• ACTIVITY
In the listing below, which lines contain the string "Scheduler"? Copy them all.

• GIVEN ENTRIES
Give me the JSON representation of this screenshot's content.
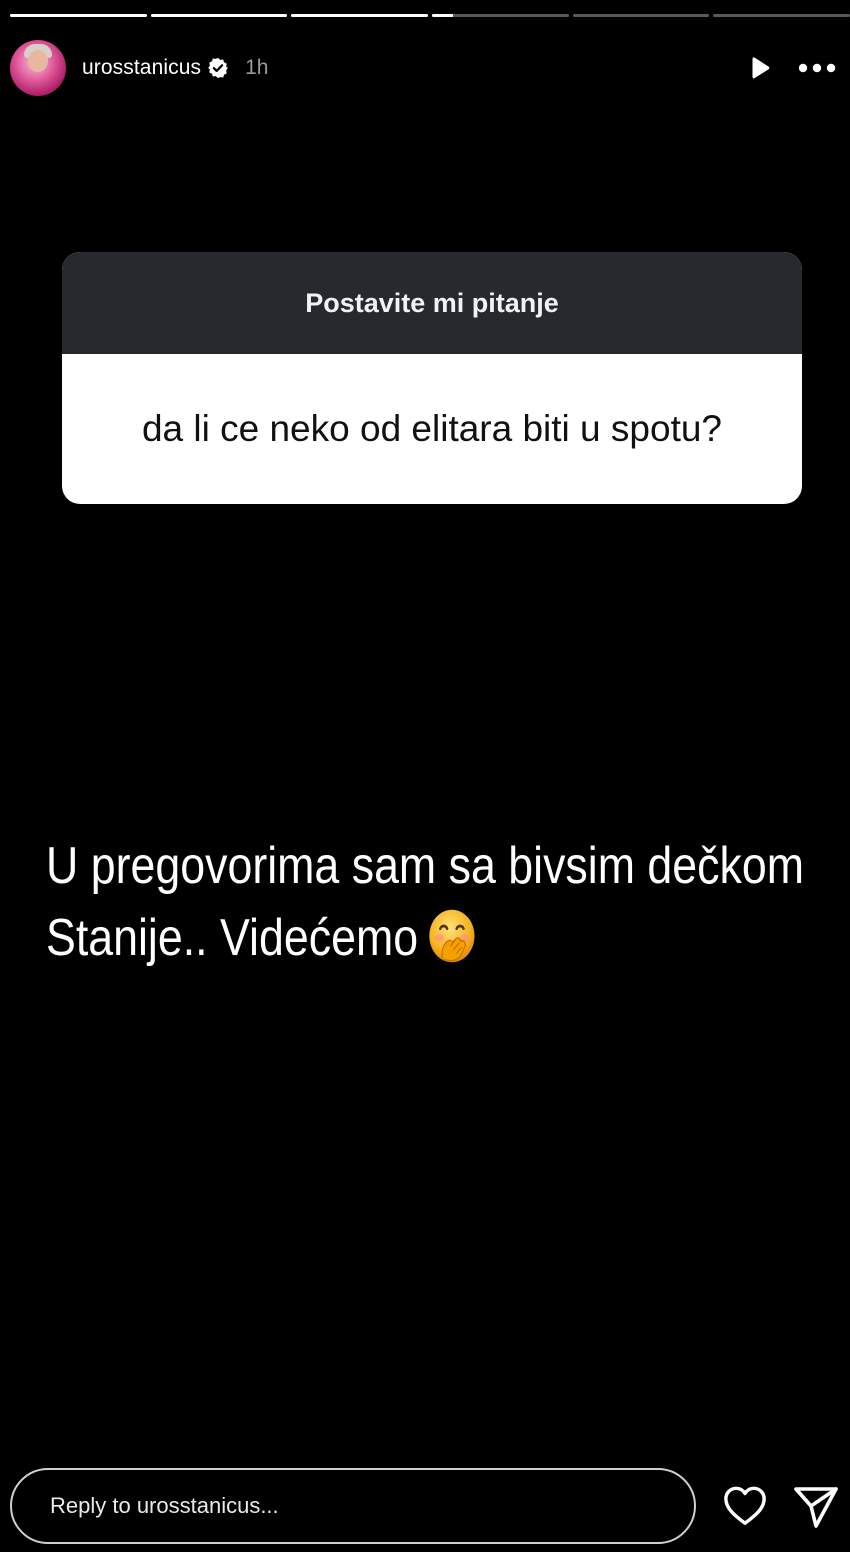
{
  "story": {
    "progress_segments": [
      1,
      1,
      1,
      0.15,
      0,
      0
    ],
    "username": "urosstanicus",
    "verified": true,
    "time_ago": "1h",
    "question_box": {
      "title": "Postavite mi pitanje",
      "question": "da li ce neko od elitara biti u spotu?"
    },
    "answer": {
      "line1": "U pregovorima sam sa bivsim dečkom",
      "line2": "Stanije..  Videćemo"
    }
  },
  "footer": {
    "reply_placeholder": "Reply to urosstanicus..."
  },
  "icons": {
    "play": "play-icon",
    "more": "more-horizontal-icon",
    "verified": "verified-badge-icon",
    "heart": "heart-icon",
    "send": "send-icon",
    "emoji": "face-with-hand-over-mouth-emoji"
  },
  "colors": {
    "background": "#000000",
    "question_header": "#262a2f",
    "question_body": "#ffffff",
    "verified_badge": "#ffffff",
    "emoji_face": "#f6b21f"
  }
}
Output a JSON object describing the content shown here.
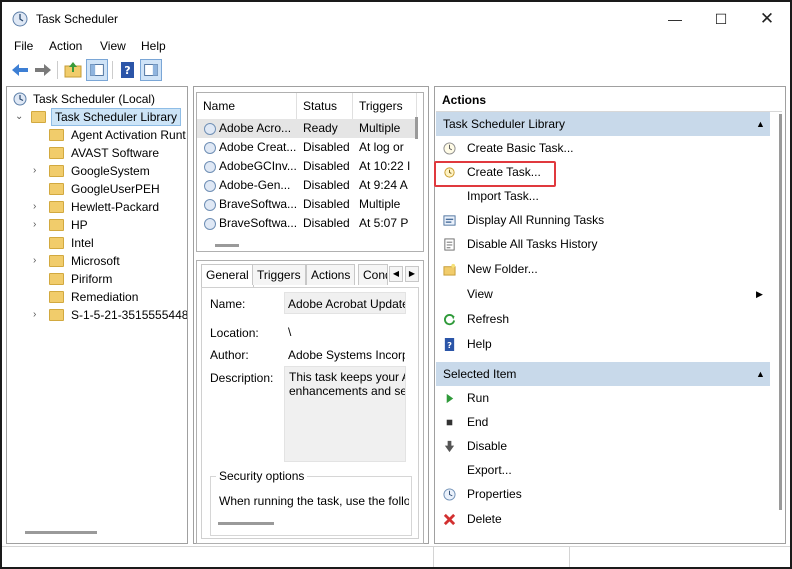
{
  "window": {
    "title": "Task Scheduler"
  },
  "menu": [
    "File",
    "Action",
    "View",
    "Help"
  ],
  "tree": {
    "root": "Task Scheduler (Local)",
    "library": "Task Scheduler Library",
    "folders": [
      {
        "label": "Agent Activation Runt",
        "expandable": false
      },
      {
        "label": "AVAST Software",
        "expandable": false
      },
      {
        "label": "GoogleSystem",
        "expandable": true
      },
      {
        "label": "GoogleUserPEH",
        "expandable": false
      },
      {
        "label": "Hewlett-Packard",
        "expandable": true
      },
      {
        "label": "HP",
        "expandable": true
      },
      {
        "label": "Intel",
        "expandable": false
      },
      {
        "label": "Microsoft",
        "expandable": true
      },
      {
        "label": "Piriform",
        "expandable": false
      },
      {
        "label": "Remediation",
        "expandable": false
      },
      {
        "label": "S-1-5-21-3515555448-",
        "expandable": true
      }
    ]
  },
  "tasklist": {
    "columns": [
      "Name",
      "Status",
      "Triggers"
    ],
    "rows": [
      {
        "name": "Adobe Acro...",
        "status": "Ready",
        "triggers": "Multiple"
      },
      {
        "name": "Adobe Creat...",
        "status": "Disabled",
        "triggers": "At log or"
      },
      {
        "name": "AdobeGCInv...",
        "status": "Disabled",
        "triggers": "At 10:22 I"
      },
      {
        "name": "Adobe-Gen...",
        "status": "Disabled",
        "triggers": "At 9:24 A"
      },
      {
        "name": "BraveSoftwa...",
        "status": "Disabled",
        "triggers": "Multiple"
      },
      {
        "name": "BraveSoftwa...",
        "status": "Disabled",
        "triggers": "At 5:07 P"
      }
    ]
  },
  "properties": {
    "tabs": [
      "General",
      "Triggers",
      "Actions",
      "Cond"
    ],
    "name_label": "Name:",
    "name_value": "Adobe Acrobat Update",
    "location_label": "Location:",
    "location_value": "\\",
    "author_label": "Author:",
    "author_value": "Adobe Systems Incorp",
    "description_label": "Description:",
    "description_line1": "This task keeps your A",
    "description_line2": "enhancements and se",
    "security_heading": "Security options",
    "security_text": "When running the task, use the follo"
  },
  "actions": {
    "header": "Actions",
    "library_section": "Task Scheduler Library",
    "library_items": [
      {
        "label": "Create Basic Task...",
        "icon": "create-basic-task-icon"
      },
      {
        "label": "Create Task...",
        "icon": "create-task-icon"
      },
      {
        "label": "Import Task...",
        "icon": ""
      },
      {
        "label": "Display All Running Tasks",
        "icon": "running-tasks-icon"
      },
      {
        "label": "Disable All Tasks History",
        "icon": "history-icon"
      },
      {
        "label": "New Folder...",
        "icon": "new-folder-icon"
      },
      {
        "label": "View",
        "icon": ""
      },
      {
        "label": "Refresh",
        "icon": "refresh-icon"
      },
      {
        "label": "Help",
        "icon": "help-icon"
      }
    ],
    "selected_section": "Selected Item",
    "selected_items": [
      {
        "label": "Run",
        "icon": "run-icon"
      },
      {
        "label": "End",
        "icon": "end-icon"
      },
      {
        "label": "Disable",
        "icon": "disable-icon"
      },
      {
        "label": "Export...",
        "icon": ""
      },
      {
        "label": "Properties",
        "icon": "properties-icon"
      },
      {
        "label": "Delete",
        "icon": "delete-icon"
      }
    ],
    "highlight_color": "#e0393e"
  }
}
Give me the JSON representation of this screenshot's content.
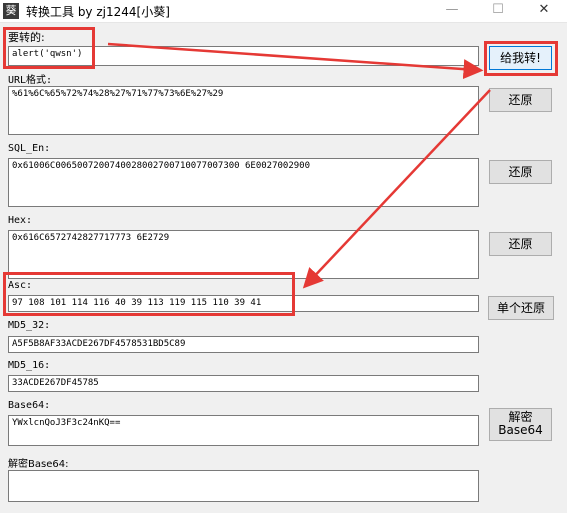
{
  "window": {
    "title": "转换工具 by zj1244[小葵]",
    "icon_glyph": "葵",
    "minimize_glyph": "—",
    "maximize_glyph": "☐",
    "close_glyph": "✕"
  },
  "fields": {
    "input": {
      "label": "要转的:",
      "value": "alert('qwsn')"
    },
    "url": {
      "label": "URL格式:",
      "value": "%61%6C%65%72%74%28%27%71%77%73%6E%27%29"
    },
    "sql_en": {
      "label": "SQL_En:",
      "value": "0x61006C0065007200740028002700710077007300 6E0027002900"
    },
    "hex": {
      "label": "Hex:",
      "value": "0x616C6572742827717773 6E2729"
    },
    "asc": {
      "label": "Asc:",
      "value": "97 108 101 114 116 40 39 113 119 115 110 39 41"
    },
    "md5_32": {
      "label": "MD5_32:",
      "value": "A5F5B8AF33ACDE267DF4578531BD5C89"
    },
    "md5_16": {
      "label": "MD5_16:",
      "value": "33ACDE267DF45785"
    },
    "base64": {
      "label": "Base64:",
      "value": "YWxlcnQoJ3F3c24nKQ=="
    },
    "decode_base64": {
      "label": "解密Base64:",
      "value": ""
    }
  },
  "buttons": {
    "convert": "给我转!",
    "restore_url": "还原",
    "restore_sql": "还原",
    "restore_hex": "还原",
    "restore_asc": "单个还原",
    "decode_base64": "解密 Base64"
  },
  "annotation_color": "#e53935"
}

• RESULT OF THIS EXERCISE
    "title": "Task Scheduler"
    "root": "Task Scheduler (Local)",
    "library": "Task Scheduler Library",
    "library_section": "Task Scheduler Library",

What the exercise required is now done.